The 2016 Cascada was Buick’s first convertible since it ended production of the short-lived Reatta with the 1991 model. The Reatta had been offered in convertible form for the last two years of its existence after a four-year run as a coupe.
Its short run isn’t surprising. A two-seater, the Reatta kind of looked like a Corvette somebody had put together in the dark. Not so with the Cascada.
Though critics seem to have been very intent on emphasizing the Cascada’s shortcomings, convertible lovers apparently have welcomed it. According to the Buick PR folks, since its introduction the Cascada has outsold the BMW 2-Series convertible as well as the Audi A3 and A5 combined.
The issue may be how long that trend will continue. Sales for the first quarter of this year (GM has gone to quarterly reports over monthly) show 918 sold following numbers of 1,442 for the first quarter of 2017 and 1,3597 for the same time period in 2016.
If that pace should continue, it would project to 3,672 for the year compared to 5,595 for 2017 and 7,153 for 2016. (Numbers are from gmauthority.com).
Price no doubt has something to do with the Cascada’s early sales success. The Cascada carries an MSRP of under $40,000 and comes with many standard features that cost extra on competing makes, running their costs quickly into the $40,000 class if they didn’t start their already.
The 2018 Cascada is offered as the base (called simply Cascada), Premium, and Sport Touring models with the latter starting at $37,065. For that you get a 1.6-liter, turbocharged 4-cylinder engine that is mated to a 6-speed automatic transmission, rearview camera, lane-departure warning, front and rear parking assist, leather seats, premium 7-speaker sound system with navigation, fog lights, dual zone A/C, 4G LTE wi-fi hotspot, 20-inch wheels, and an acoustically and thermally insulated roof that provides a quiet, coupe-like ride when in place.
Despite the “Sport” label, the Cascada Sport Touring model is more suited for cruising around town or coasting along the highway than for sporty performance. Horsepower and torque numbers are solid enough (200 hp, 207 lb.-ft.), but that 4-banger has to move nearly two tons (3,979 pounds to be exact) of bulk.
Gas mileage figures are just OK — 21 miles-per-gallon city, 29 highway, and 24 combined — and premium fuel is recommended.
With all that standard equipment, the only extra on the Sport model I had for a week was a “Dark Effects Package” that included red stitching on the seats, doors, and dash and black trim in the same places plus gloss black mirror caps and grille. Cost for that was $125. Throw in the $925 delivery charge and the total came to a very competitive $38,115.
What I liked about the 2018 Buick Cascada: You can operate the top, raising or lowering, at speeds of up to 31 mph. This is especially a welcome feature if a late afternoon shower catches you by surprise. Its compact size (184.9 inches long with a wheelbase of 106.1 inches) makes it comfortable in tight surroundings.

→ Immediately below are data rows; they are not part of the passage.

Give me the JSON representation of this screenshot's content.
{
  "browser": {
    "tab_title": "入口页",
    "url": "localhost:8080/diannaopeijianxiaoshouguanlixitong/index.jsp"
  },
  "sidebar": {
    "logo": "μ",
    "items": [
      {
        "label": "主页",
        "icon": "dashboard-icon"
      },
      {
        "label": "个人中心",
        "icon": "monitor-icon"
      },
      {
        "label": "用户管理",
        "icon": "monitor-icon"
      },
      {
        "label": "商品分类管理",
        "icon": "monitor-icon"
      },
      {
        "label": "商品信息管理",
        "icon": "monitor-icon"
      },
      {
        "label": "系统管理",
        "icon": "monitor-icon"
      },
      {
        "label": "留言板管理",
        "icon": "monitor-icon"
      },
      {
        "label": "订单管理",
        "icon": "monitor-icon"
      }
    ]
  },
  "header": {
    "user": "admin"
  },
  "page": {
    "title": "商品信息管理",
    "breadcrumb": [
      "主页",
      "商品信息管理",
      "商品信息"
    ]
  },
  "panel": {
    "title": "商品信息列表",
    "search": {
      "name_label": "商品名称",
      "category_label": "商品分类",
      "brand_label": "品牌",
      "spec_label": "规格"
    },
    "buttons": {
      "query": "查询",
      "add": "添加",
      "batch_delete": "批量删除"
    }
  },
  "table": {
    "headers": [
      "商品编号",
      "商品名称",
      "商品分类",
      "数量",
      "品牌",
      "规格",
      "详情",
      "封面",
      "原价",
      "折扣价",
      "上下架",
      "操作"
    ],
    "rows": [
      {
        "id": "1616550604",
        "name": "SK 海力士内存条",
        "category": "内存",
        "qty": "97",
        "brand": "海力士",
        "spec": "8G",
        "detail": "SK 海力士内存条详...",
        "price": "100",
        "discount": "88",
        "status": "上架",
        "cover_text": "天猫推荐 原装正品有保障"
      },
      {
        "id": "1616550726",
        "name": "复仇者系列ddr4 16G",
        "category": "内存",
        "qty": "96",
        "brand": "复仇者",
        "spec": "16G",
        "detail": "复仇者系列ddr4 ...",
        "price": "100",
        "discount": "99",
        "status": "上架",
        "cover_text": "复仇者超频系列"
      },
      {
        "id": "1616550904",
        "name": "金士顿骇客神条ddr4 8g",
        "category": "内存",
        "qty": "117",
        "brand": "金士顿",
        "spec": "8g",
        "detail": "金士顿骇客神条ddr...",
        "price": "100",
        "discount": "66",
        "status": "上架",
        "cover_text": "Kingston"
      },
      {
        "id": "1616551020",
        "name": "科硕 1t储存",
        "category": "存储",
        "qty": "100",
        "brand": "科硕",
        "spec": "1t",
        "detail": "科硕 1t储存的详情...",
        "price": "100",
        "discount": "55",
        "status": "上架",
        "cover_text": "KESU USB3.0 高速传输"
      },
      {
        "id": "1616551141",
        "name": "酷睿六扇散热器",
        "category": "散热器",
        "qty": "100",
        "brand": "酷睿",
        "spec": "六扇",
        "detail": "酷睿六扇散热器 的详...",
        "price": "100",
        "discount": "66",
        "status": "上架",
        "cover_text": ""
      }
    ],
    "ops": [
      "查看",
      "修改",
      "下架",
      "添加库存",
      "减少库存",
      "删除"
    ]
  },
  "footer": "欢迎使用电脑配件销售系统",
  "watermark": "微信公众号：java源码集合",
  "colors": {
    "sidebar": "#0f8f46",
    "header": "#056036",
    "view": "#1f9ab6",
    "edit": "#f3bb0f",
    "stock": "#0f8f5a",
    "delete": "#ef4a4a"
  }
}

What I didn’t like about the 2018 Buick Cascada: Operating the infotainment functions takes some getting used to, and the navigation screen is on the small side and not all that easy to reach to adjust. Rear vision is very restricted when the top is up. No keyless operation with push-button start is a real downer for me
Would I buy the 2018 Buick Cascada? Frankly, I am conflicted here. It is a convertible, after all, and I applaud Buick’s efforts to get back into the segment so that is very much in its favor with me. I just wish it had paid more attention to small things (like keyless operation). It seems like the intent was to keep MSRP below $40,000 at all costs (pun intended) even if that meant some features had to be eliminated. Considering the sparsity of four-seat convertibles, it’s worth a look if you’re in the market for a droptop suitable for a small family.